← Back to team overview

openstack team mailing list archive

Re: Migrating from nova-network to quantum


On 24 May 2013 22:39, Maciej Gałkiewicz <maciejgalkiewicz@xxxxxxxxxxxxx> wrote:
> Hi
> I am currently using grizzly with nova-network (flat dhcp network without
> vlans). I have tried to migrate to quantum without breaking my instances but
> it is not so trivial. Could you please point out some howtos/manuals or at
> least let me know whether it is actually possible?
> I can replace old instances with new ones but during the migration all of
> them must have network connectivity. I would like to avoid migrating data
> from nova to quantum database. Replacing instances is probably easier for
> me.

You ability to replace instances makes this pretty easy.

You'll want a new OpenStack Network network node, which will supply
your exterior routing, metadata proxy and l3 routing. If possible pick
new interior network ranges, if thats not possible, mark a good
selection - say 10 or 20 - ips in your nova network setup as reserved
(you need to use sql to do this AFAICT). Then only permit those as
your allocation pool.

Start by getting that setup per the various docs. Then spin up a
*test* nova-compute node [doesn't have to be full-size] and configure
it to match - be sure to set the firewall driver and security group
implementation in nova, and to enable the security group
implementation in the ovs plugin. The defaults in G are still to use
nova itself for these things.

You can tell it's working when you can deploy an instance on that test
node (e.g. you might make it a region or cell to partition it out, or
at least provide scheduler hints), and you can:
 - get to the metadata server from it
 - traffic from it outside the cloud gets NATted when you want it to
be (and not when you don't)
 - you can allocate a floating IP to it's port, and after adding port
22 to it's security group, ssh into it.
 - you can reach your existing cloud instances from it
 - they can reach it.

Once you have that, make a second test nova-compute node, and test
inter-instance traffic for instances between those two nodes.

Once *that* is working, you're ready to migrate: disable your test
nodes.
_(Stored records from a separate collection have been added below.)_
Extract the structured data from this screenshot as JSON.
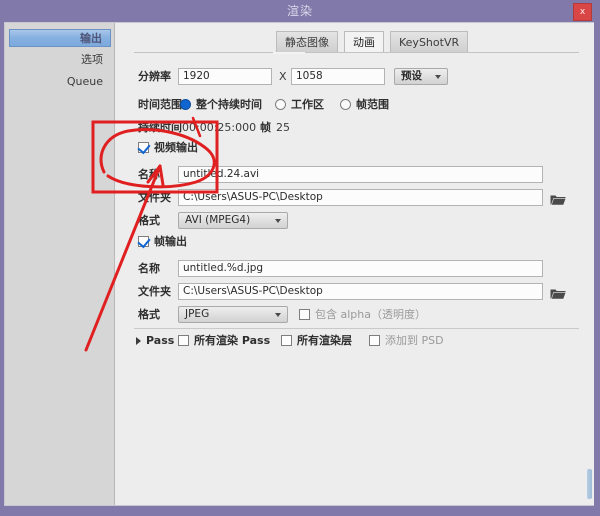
{
  "window": {
    "title": "渲染",
    "close_label": "x"
  },
  "sidebar": {
    "items": [
      {
        "label": "输出",
        "selected": true
      },
      {
        "label": "选项",
        "selected": false
      },
      {
        "label": "Queue",
        "selected": false
      }
    ]
  },
  "tabs": [
    {
      "label": "静态图像",
      "active": false
    },
    {
      "label": "动画",
      "active": true
    },
    {
      "label": "KeyShotVR",
      "active": false
    }
  ],
  "form": {
    "resolution": {
      "label": "分辨率",
      "width": "1920",
      "separator": "X",
      "height": "1058",
      "preset_label": "预设"
    },
    "time_range": {
      "label": "时间范围",
      "options": [
        {
          "label": "整个持续时间",
          "selected": true
        },
        {
          "label": "工作区",
          "selected": false
        },
        {
          "label": "帧范围",
          "selected": false
        }
      ]
    },
    "duration": {
      "label": "持续时间",
      "value": "00:00:25:000",
      "frames_label": "帧",
      "frames_value": "25"
    },
    "video_output": {
      "checkbox_label": "视频输出",
      "checked": true,
      "name_label": "名称",
      "name_value": "untitled.24.avi",
      "folder_label": "文件夹",
      "folder_value": "C:\\Users\\ASUS-PC\\Desktop",
      "format_label": "格式",
      "format_value": "AVI (MPEG4)"
    },
    "frame_output": {
      "checkbox_label": "帧输出",
      "checked": true,
      "name_label": "名称",
      "name_value": "untitled.%d.jpg",
      "folder_label": "文件夹",
      "folder_value": "C:\\Users\\ASUS-PC\\Desktop",
      "format_label": "格式",
      "format_value": "JPEG",
      "alpha_label": "包含 alpha（透明度）",
      "alpha_checked": false
    },
    "pass_row": {
      "label": "Pass",
      "options": [
        {
          "label": "所有渲染 Pass",
          "checked": false,
          "disabled": false
        },
        {
          "label": "所有渲染层",
          "checked": false,
          "disabled": false
        },
        {
          "label": "添加到 PSD",
          "checked": false,
          "disabled": true
        }
      ]
    }
  },
  "annotation": {
    "color": "#e02020",
    "shapes": "rectangle-oval-arrow pointing at 视频输出 checkbox"
  },
  "colors": {
    "titlebar": "#8079aa",
    "close_button": "#d84646",
    "sidebar_selected": "#86b0e0",
    "radio_selected": "#1165d0",
    "annotation_red": "#e02020"
  }
}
Disable the least loaded of your production nova-compute nodes
and evacuate it - either by spinning up enough new instances, or live
migration, or whatever. Once you've evacuated a nova-network using
server entirely, redeploy it with the new setup.

Now, disable all your legacy config nova compute nodes, so all new
deploys go to the newly configured node.

Pick your next least-loaded node, and evacuate it the same way.

Rinse and repeat until you have no nova-network configured compute
nodes, then tear down the nova-network service and any other legacy


Robert Collins <rbtcollins@xxxxxx>
Distinguished Technologist
HP Cloud Services

Follow ups